New Love, Romantic Love, Sex and Choice
Separation, Stagnation and Regret
the The Hierophant
The Hierophant, or ‘Pope’ card is primarily a figure of religious power and a symbol of law and order. At best the Hierophant is a wise, thoughtful and spiritual leader. At worst he is a bloodthirsty tyrant hiding under a shield of religious justification and legal technicalities.
Power, Faith, Law and Order
Servitude, loss of faith and Godlessness
the The Emperor
This card suggests the end of an ascent, and success realised. After much struggle; recognition, respect, and power is achieved. However, the Emperor is a ruler that prioritises stability and strength over personal liberties and democracy.
Leadership, Control and Force
Childishness, Tyranny and Deposition
the The Empress
The Empress signifies rebirth in all interpretations. The card connotes motherhood, pregnancy and maternal influence. She is someone who makes music or art, or generally engages in the pursuit of beauty in just about any way.
Motherhood, harvest and sexuality
Barrenness, violence and letting go
the The High Priestess
The High Priestess is thoughtful, secretive, and introspective. A passive witness and advisor on the universe. She is Associated with Paradoxes, possessing great knowledge but keeping many secrets, often overlooking moral or emotional problems in favor of greater symmetry of the universe.
Equilibrium, Wisdom, Reason and Mystery
Lost spirituality, lost harmony, uncertainty and determinism
the The Magician
The Magician is someone who always has ‘the right tools for the job’, whether these tools are physical or intellectual, there is no task too great or puzzle too difficult to solve. The card is also connected to leadership, in particular a figure of notable rhetorical talent.
Skill, Leadership, Manipulation, Dexterity and Shaping reality
Failure to plan, Inadequacy, deceit and pessimism
the The Fool
The Fool represents new beginnings, new challenges, and the ability to adapt to them.

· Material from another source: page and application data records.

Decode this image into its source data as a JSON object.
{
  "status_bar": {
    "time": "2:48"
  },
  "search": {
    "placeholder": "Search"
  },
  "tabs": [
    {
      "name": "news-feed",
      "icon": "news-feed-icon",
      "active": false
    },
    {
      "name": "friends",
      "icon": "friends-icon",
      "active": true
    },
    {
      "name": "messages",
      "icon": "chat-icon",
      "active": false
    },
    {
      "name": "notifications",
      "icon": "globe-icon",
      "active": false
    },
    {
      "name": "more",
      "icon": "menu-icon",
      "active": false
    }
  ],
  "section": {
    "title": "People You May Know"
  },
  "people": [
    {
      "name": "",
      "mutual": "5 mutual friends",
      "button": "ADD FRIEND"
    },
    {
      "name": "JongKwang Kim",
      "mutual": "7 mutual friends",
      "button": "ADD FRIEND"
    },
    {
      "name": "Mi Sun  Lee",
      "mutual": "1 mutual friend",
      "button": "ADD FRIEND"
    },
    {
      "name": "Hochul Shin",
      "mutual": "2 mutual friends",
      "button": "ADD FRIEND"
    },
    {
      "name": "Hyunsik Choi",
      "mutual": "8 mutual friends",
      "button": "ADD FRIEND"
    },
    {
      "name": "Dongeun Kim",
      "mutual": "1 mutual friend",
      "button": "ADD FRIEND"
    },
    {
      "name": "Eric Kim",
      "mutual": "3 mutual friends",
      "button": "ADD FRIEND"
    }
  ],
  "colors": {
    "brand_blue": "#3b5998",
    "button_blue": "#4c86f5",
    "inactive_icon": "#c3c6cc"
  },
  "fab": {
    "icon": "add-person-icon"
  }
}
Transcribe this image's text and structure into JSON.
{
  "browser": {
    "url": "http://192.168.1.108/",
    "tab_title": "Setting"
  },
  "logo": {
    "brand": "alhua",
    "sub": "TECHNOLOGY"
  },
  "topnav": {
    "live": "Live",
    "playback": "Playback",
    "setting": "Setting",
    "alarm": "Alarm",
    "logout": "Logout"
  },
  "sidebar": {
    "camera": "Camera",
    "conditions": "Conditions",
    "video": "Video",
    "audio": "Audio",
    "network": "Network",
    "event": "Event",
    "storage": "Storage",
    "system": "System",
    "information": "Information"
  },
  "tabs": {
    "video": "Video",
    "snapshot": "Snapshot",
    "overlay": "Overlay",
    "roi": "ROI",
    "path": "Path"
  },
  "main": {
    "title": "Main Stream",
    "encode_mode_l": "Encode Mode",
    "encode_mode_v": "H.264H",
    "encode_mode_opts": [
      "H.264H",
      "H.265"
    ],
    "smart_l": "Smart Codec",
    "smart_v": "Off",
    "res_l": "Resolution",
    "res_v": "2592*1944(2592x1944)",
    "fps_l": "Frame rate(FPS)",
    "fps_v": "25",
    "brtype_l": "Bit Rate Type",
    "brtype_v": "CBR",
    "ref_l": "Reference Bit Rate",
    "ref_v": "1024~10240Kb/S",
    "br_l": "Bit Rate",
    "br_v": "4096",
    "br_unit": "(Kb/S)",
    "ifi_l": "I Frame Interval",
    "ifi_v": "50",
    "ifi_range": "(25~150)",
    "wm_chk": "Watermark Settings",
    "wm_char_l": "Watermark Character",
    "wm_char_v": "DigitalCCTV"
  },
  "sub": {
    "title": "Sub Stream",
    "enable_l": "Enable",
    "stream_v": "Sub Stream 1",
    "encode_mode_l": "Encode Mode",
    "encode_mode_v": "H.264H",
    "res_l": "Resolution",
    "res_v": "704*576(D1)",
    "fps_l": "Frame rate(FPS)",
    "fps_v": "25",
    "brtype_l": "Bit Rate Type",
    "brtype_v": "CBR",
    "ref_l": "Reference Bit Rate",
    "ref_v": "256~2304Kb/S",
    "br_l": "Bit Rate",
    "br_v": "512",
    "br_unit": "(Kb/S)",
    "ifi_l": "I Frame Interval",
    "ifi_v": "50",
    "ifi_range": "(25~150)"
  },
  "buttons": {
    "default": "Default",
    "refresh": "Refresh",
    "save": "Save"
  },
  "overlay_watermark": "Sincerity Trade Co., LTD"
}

The fool is innocent and inexperienced but has has a thirst for knowledge, and an anticipation of an unknown future.
Beginnings, Freedom, Spontaneity and Naivety
Impotency, Regret, Mundanity and Maturity